The students and faculty of Brandeis who pressured a pusillanimous president to rescind the honorarium originally extended to Ayaan Hirsi Ali deserve the opprobrium of all decent people. Americans who claim to believe in equality for women and gays should voice their protest at this inversion of our principles. To be opposed to the subjugation of women through mutilation, intimidation, exploitation and punishment by death is not Islamophobic. In fact, it is the mandate of every western country. To give in to the pressure of CAIR and other Muslim groups and not champion the hero who highlights the perfidy of discrimination and subjugation is to deny our American heritage and be traitors to our own civilization.


Be mindful that “Jews who make trouble,” like Moses and Herzl, are an inconvenience to Zionists stricken by PC, political correctness.

Take this as another rule; that if PBS or CNN or the BBC and the rest of them offer you yet another History of the Jews, expect this – the worst.
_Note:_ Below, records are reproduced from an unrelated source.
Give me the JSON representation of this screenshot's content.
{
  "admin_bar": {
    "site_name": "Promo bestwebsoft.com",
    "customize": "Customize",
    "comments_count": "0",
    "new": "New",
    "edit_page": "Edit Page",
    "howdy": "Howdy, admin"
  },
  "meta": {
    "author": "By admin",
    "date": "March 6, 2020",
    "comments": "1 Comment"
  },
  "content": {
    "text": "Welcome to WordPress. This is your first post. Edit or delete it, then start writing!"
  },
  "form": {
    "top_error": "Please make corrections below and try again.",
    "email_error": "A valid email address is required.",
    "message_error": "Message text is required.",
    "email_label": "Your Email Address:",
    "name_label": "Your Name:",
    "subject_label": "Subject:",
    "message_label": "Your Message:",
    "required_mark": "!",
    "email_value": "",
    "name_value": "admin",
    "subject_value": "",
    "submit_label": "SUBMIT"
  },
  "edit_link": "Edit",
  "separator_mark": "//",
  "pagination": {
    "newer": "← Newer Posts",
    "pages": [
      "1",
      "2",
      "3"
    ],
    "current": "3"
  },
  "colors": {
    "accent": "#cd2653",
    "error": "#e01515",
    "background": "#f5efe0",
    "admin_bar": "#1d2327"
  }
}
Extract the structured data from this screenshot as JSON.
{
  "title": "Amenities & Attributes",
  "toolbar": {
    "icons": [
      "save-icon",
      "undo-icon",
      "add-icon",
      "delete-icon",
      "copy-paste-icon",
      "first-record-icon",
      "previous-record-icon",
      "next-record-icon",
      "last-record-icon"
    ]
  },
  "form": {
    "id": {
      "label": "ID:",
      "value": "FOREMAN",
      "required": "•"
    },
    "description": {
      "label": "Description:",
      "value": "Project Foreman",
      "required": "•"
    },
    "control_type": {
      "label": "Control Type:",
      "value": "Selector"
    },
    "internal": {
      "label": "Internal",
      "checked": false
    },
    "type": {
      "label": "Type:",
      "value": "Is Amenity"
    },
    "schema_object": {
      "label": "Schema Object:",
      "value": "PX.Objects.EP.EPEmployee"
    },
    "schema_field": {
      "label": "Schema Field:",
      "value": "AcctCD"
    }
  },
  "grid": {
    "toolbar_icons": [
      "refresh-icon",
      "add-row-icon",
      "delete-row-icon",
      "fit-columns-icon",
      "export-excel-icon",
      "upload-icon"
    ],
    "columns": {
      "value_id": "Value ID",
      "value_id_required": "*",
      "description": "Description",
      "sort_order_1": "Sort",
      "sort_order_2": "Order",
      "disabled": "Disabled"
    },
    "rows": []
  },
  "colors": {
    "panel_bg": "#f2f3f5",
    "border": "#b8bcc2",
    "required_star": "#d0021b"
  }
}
Reluctantly, I sat through parts 2 and 3 of Simon Schama’s “The Story of the Jews” so you wouldn’t have to. This was a PBS extravaganza.

Schama is a well-known British/Jewish historian. He is also, in his own words, a “Zionist.” Not in my book. His Zionism is limited to Jews who behave.

More on “Jews who make trouble” came only yesterday from John Kerry who alleged before Congress that Israel was to blame for the breakdown in peace talks and that the conflict was “first and foremost among all the world’s leaders.” Really? How about nuclear-armed Russia on the move again, and 150,000-plus murdered in Syria –Arab against Arab?

Your obsession with Israel, Mr. Secretary…this is known as hysterical blindness.